Page and application data records

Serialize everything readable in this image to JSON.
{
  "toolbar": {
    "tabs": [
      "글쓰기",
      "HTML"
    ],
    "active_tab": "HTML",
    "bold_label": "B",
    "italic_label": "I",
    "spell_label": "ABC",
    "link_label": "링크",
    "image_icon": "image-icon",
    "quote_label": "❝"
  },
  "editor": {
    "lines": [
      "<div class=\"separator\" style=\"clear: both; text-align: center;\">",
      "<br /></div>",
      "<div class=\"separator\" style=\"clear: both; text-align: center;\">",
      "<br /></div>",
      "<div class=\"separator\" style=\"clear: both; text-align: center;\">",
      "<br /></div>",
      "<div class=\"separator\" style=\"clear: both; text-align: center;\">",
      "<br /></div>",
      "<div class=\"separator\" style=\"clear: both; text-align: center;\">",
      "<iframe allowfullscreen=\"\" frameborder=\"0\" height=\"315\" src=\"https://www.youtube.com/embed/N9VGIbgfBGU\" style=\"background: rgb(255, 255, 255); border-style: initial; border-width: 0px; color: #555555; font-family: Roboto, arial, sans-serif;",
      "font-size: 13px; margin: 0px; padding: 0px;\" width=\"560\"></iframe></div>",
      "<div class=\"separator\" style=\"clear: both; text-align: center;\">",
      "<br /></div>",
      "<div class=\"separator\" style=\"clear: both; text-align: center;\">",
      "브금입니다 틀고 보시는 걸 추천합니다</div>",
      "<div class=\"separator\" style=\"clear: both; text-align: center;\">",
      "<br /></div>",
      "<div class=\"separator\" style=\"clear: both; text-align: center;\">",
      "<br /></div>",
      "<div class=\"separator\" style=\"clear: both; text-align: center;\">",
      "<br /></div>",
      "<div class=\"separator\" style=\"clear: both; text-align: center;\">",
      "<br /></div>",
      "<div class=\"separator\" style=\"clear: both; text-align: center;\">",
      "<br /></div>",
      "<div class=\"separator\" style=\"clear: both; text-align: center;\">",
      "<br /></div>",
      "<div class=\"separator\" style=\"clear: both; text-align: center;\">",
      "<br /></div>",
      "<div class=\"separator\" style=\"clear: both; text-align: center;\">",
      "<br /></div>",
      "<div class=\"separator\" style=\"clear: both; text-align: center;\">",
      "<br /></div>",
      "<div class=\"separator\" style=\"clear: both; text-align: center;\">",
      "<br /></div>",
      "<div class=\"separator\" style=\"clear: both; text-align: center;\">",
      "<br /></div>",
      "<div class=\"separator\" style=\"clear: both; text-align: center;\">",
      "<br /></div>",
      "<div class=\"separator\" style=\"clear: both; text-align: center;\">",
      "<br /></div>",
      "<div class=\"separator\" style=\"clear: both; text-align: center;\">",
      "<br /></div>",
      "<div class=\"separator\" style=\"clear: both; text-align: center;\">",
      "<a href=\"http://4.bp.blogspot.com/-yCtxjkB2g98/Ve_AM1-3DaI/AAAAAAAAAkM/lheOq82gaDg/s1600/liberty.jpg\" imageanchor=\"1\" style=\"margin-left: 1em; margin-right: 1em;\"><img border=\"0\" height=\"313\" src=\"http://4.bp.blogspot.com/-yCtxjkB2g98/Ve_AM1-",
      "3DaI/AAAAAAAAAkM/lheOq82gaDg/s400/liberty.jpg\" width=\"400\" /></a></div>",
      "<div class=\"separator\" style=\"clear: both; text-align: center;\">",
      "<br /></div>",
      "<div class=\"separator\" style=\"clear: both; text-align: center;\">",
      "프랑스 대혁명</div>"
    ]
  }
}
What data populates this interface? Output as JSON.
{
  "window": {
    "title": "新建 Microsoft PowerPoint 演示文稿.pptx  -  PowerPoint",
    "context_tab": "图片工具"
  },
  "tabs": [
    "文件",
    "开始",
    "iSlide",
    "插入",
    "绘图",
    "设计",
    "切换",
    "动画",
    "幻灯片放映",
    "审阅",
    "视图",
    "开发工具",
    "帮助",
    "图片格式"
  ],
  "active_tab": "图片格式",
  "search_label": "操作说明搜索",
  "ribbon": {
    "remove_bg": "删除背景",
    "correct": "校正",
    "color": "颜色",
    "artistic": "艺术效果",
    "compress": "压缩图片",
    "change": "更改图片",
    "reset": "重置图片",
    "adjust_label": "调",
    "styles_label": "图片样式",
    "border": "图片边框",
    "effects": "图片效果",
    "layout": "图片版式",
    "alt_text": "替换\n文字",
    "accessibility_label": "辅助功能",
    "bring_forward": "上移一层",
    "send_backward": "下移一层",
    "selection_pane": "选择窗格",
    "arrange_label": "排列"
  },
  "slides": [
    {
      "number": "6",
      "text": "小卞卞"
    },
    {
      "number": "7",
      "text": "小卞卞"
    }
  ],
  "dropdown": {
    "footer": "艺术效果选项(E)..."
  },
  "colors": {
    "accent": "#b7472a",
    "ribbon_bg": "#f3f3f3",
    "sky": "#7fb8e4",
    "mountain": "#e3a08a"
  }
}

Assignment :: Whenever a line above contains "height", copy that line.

Result for this exercise ::
      "<iframe allowfullscreen=\"\" frameborder=\"0\" height=\"315\" src=\"https://www.youtube.com/embed/N9VGIbgfBGU\" style=\"background: rgb(255, 255, 255); border-style: initial; border-width: 0px; color: #555555; font-family: Roboto, arial, sans-serif;",
      "<a href=\"http://4.bp.blogspot.com/-yCtxjkB2g98/Ve_AM1-3DaI/AAAAAAAAAkM/lheOq82gaDg/s1600/liberty.jpg\" imageanchor=\"1\" style=\"margin-left: 1em; margin-right: 1em;\"><img border=\"0\" height=\"313\" src=\"http://4.bp.blogspot.com/-yCtxjkB2g98/Ve_AM1-",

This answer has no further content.